What you will do
Look for the string "Education" in the listing below, then copy every line that has it.

Supplied records
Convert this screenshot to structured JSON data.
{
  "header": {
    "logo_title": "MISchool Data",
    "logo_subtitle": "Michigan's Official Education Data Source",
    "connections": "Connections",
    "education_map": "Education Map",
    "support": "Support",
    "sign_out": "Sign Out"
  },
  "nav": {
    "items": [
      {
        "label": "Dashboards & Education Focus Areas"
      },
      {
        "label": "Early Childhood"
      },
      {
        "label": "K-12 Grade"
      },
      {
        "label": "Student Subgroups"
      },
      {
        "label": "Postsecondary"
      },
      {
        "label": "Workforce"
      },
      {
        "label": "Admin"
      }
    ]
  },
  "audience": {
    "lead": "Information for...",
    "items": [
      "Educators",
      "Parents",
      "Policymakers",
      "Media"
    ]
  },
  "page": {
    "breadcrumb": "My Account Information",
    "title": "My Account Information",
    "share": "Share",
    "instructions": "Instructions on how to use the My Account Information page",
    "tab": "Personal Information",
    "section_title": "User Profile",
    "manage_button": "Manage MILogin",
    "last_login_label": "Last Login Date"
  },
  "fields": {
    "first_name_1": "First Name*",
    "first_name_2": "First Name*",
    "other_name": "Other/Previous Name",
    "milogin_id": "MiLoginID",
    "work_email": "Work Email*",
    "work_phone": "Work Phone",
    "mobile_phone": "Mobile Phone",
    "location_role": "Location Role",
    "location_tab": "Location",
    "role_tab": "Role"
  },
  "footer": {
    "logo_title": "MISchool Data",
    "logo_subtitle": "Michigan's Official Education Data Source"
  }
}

Task answer
    "logo_subtitle": "Michigan's Official Education Data Source",
    "education_map": "Education Map",
        "label": "Dashboards & Education Focus Areas"
    "logo_subtitle": "Michigan's Official Education Data Source"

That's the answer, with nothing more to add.